Webb is something of a double-threat, owing to his participation in Le Moyne’s chemistry’s cohort and the student-exchange program with TU Graz.
“Syracuse and Le Moyne have a strong commitment to undergraduate research,” O’Brien says. “REU allows students such as Cody to experience, firsthand, how basic research is carried out and how they can contribute consequentially to it.”
Joining the conversation are two of LeMura’s Le Moyne colleagues: Kate Costello-Sullivan, dean of arts and sciences and professor of modern Irish literature, and Philip George G’05, director of major and planned gifts.
“Some of the best educational experiences for college students take place not in the classroom, but in the field and lab, in context of shared research activities,” says Costello-Sullivan, whose excitement is virtually palpable. “REU gives our students a heightened chance to become researchers or maybe even published co-authors.”
Adds George: “Promoting scientific research and education—the way Syracuse and Le Moyne have—adds vitality to our community. Being here today, with students from Le Moyne, SUNY Upstate, and SUNY ESF, makes it a truly shared experience.”
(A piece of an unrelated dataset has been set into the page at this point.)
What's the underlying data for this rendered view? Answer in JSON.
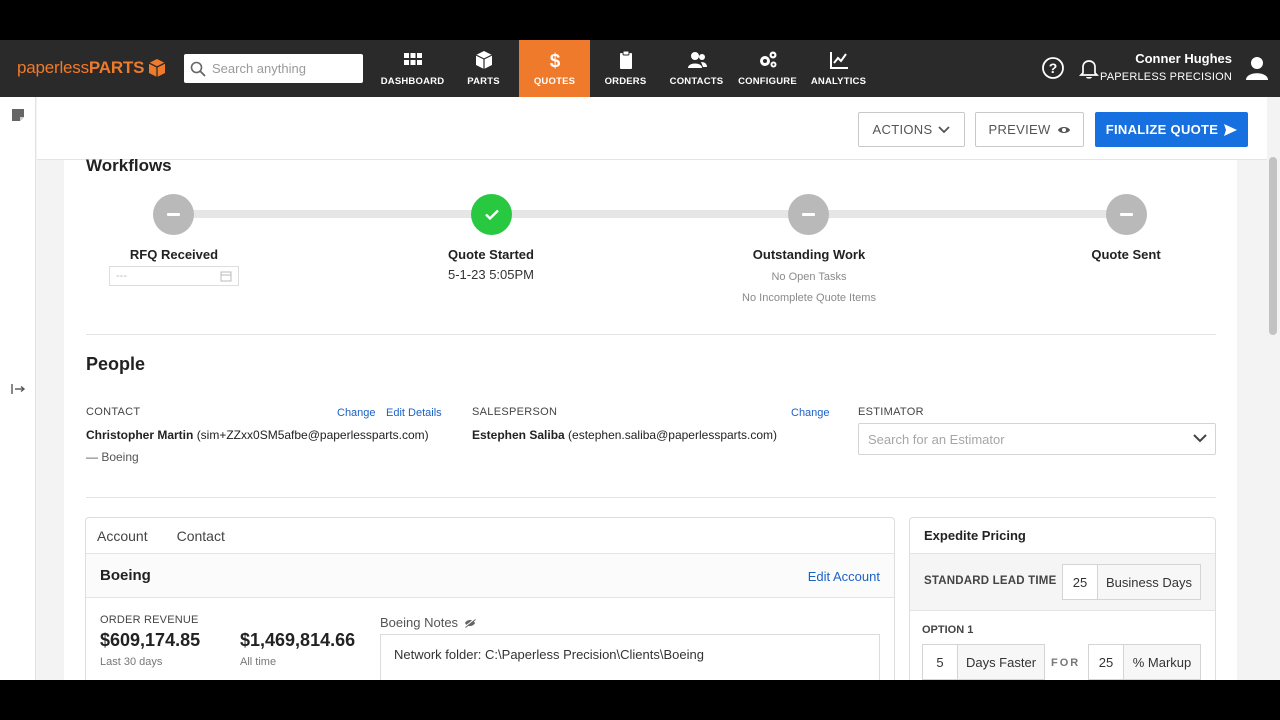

Each REU participant receives a generous summer scholarship, along with free on-campus housing. Some students—who come from as far away as Yale University, the University of California, Riverside, and The University of Texas at Dallas, not to mention institutions in Germany, Austria, and Puerto Rico—receive travel assistance.
“Being here all summer has been incredible,” says junior Reesheda Gilbert, an LSAMP student from Kennesaw State University in Atlanta. “I’ve really enjoyed working with [Syracuse chemistry professor] John Chisholm and getting hands-on training in chemical synthesis and catalysis. It’s got me thinking about graduate school.”
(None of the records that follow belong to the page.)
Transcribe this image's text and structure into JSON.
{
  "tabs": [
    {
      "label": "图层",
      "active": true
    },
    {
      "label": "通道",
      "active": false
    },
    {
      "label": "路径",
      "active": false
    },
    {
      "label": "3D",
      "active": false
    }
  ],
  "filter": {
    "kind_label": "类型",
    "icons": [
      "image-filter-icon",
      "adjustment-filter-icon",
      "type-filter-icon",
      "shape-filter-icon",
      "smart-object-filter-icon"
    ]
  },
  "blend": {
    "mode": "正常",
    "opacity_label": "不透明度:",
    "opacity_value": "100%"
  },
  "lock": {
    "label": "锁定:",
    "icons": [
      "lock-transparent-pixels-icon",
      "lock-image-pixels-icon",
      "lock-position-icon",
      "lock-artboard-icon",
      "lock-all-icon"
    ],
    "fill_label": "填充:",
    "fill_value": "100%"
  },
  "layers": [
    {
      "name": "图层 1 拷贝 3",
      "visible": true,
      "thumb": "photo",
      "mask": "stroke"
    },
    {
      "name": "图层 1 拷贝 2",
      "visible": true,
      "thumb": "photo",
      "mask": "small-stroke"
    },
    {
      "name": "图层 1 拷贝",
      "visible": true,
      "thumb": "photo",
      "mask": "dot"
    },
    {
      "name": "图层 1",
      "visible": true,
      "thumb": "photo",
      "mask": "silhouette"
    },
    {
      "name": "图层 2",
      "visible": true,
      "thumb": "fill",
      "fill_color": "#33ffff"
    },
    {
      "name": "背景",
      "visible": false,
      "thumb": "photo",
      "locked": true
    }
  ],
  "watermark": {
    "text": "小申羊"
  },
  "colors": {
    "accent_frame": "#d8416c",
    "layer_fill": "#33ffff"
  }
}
Now in its 15th year, Syracuse’s Chemistry REU Program has come a long way under Ruhlandt’s and Sponsler’s tutelage. On average, more than 450 students apply for 11 spots a year; over 150 people, for six slots in the exchange program with TU Graz.
Many applicants come from small institutions that are unable to provide adequate research opportunities.
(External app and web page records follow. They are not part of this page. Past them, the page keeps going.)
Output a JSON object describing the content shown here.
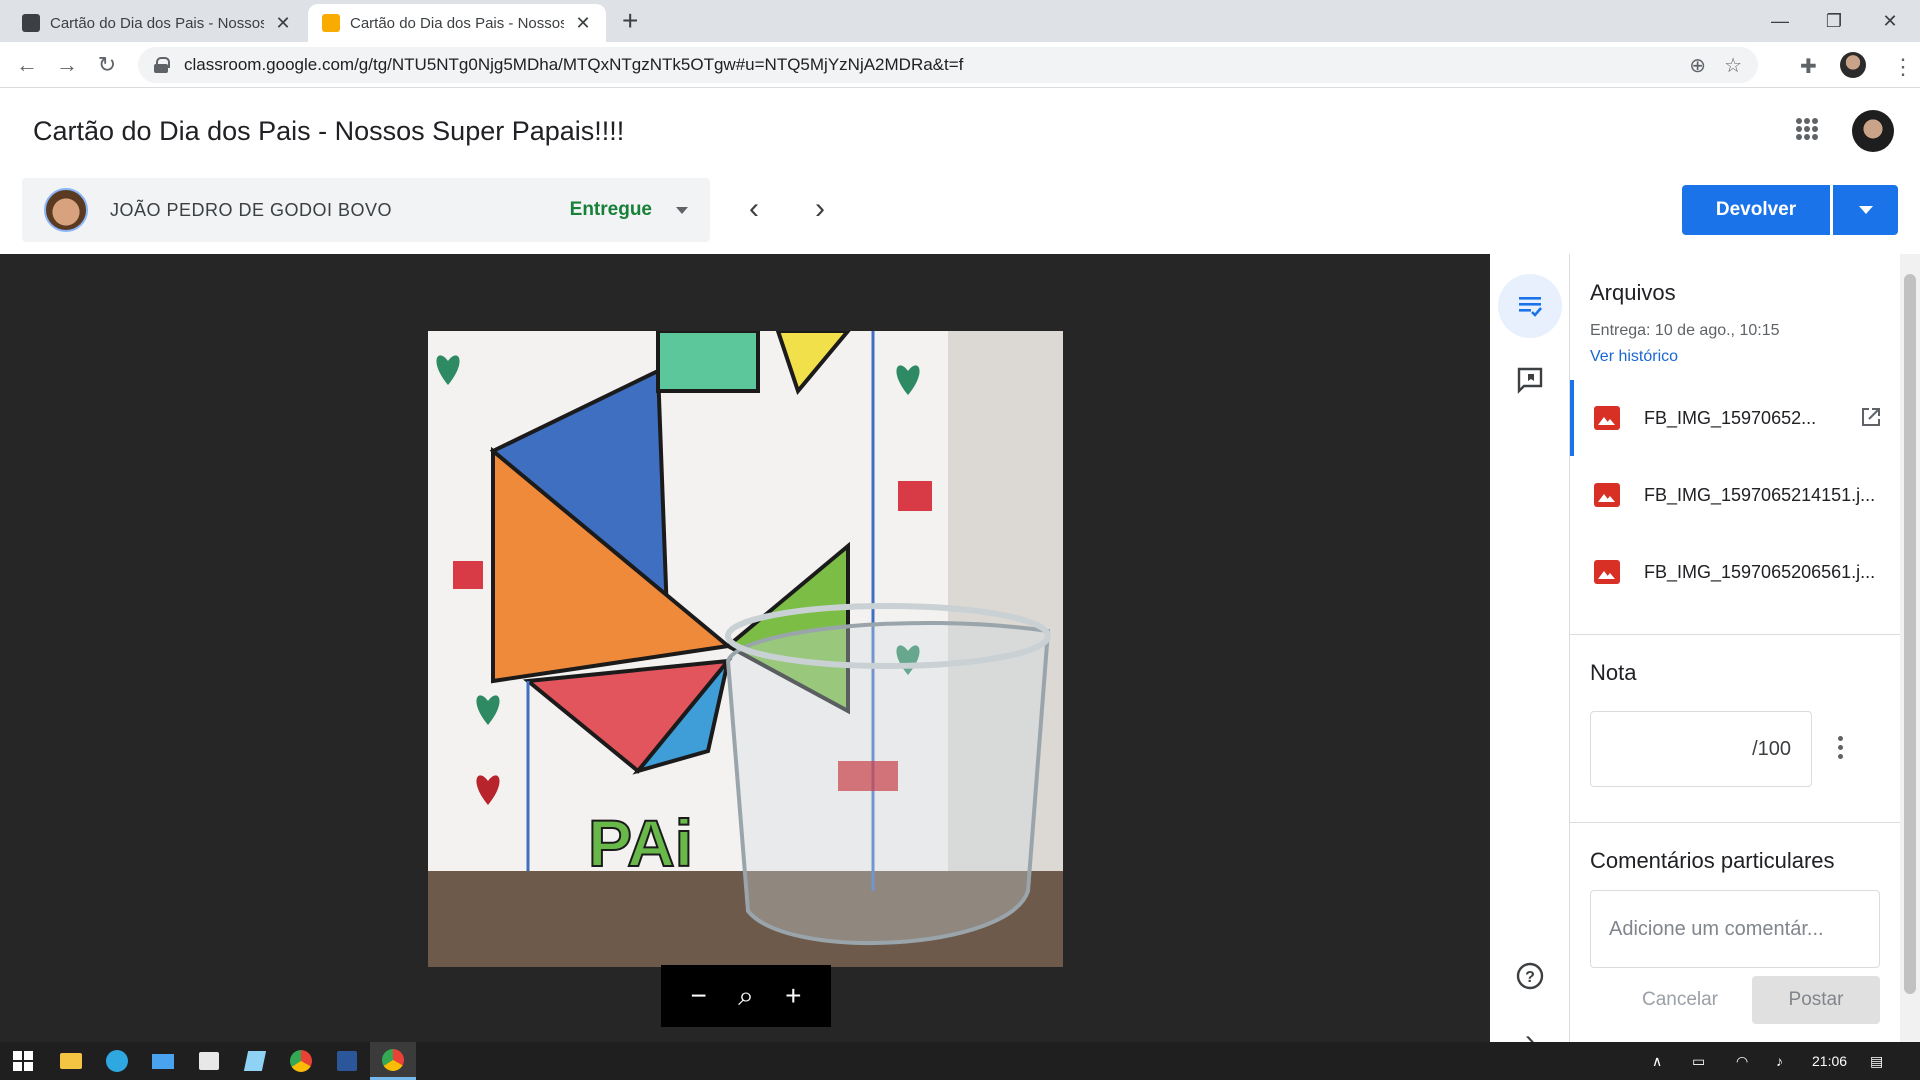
{
  "browser": {
    "tabs": [
      {
        "title": "Cartão do Dia dos Pais - Nossos Super Papais!!!!",
        "active": false
      },
      {
        "title": "Cartão do Dia dos Pais - Nossos Super Papais!!!!",
        "active": true
      }
    ],
    "url": "classroom.google.com/g/tg/NTU5NTg0Njg5MDha/MTQxNTgzNTk5OTgw#u=NTQ5MjYzNjA2MDRa&t=f"
  },
  "header": {
    "assignment_title": "Cartão do Dia dos Pais - Nossos Super Papais!!!!",
    "student_name": "JOÃO PEDRO DE GODOI BOVO",
    "status": "Entregue",
    "return_label": "Devolver"
  },
  "files_panel": {
    "title": "Arquivos",
    "submitted": "Entrega: 10 de ago., 10:15",
    "history_link": "Ver histórico",
    "files": [
      {
        "name": "FB_IMG_15970652...",
        "selected": true
      },
      {
        "name": "FB_IMG_1597065214151.j..."
      },
      {
        "name": "FB_IMG_1597065206561.j..."
      }
    ]
  },
  "grade": {
    "title": "Nota",
    "suffix": "/100"
  },
  "comments": {
    "title": "Comentários particulares",
    "placeholder": "Adicione um comentár...",
    "cancel": "Cancelar",
    "post": "Postar"
  },
  "photo": {
    "caption_text": "PAi"
  },
  "taskbar": {
    "time": "21:06"
  },
  "colors": {
    "primary": "#1a73e8",
    "status_green": "#188038",
    "file_icon_red": "#d93025"
  }
}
Puerto Rican-born Valerie Lopez is a Ph.D. student in Ruhlandt’s lab. She traces much of her research moxie to a 2009 REU experience at Syracuse, where she studied non-linear optical materials with Meredith Professor James Spencer.
“It definitely jump-started my career as a researcher,” she says. “The REU program gave me the experience I needed to make a clear decision between entering the workforce and going to graduate school. [REU] taught me how to think like a researcher and how to be more independent in the lab.”
Ana Torvisco G‘10, another Ph.D. student of Ruhlandt’s, has been involved with REU as a student and mentor. Torvisco first heard about REU through her advisor at Manhattanville College in Purchase, N.Y., where she was the only chemistry major in her class. Torvisco was so smitten by her 2002 REU stint that, when it came time for graduate school, she choose Syracuse over Georgia Tech. Today, she is a faculty member at TU Graz.
Torvisco has also been working with Ruhlandt (whom she considers her “biggest role model”) in developing compounds for semiconductor materials, metal films, and RAM memory chips.
“As a student, REU allowed me to not only do great chemistry with really good mentors, but also make professional bonds that have enriched my career,” says Torvisco, who, coincidentally, has taught Webb. “As a mentor, REU has honed my teaching and research skills.”
As for the future of REU, Ruhlandt appears poised and confident. “As long as we can provide an opportunity for students to focus on research, Syracuse will remain a bastion for undergraduate science education,” she adds, shooting a glance at Webb. “Many of the students here today will be the leaders of tomorrow.”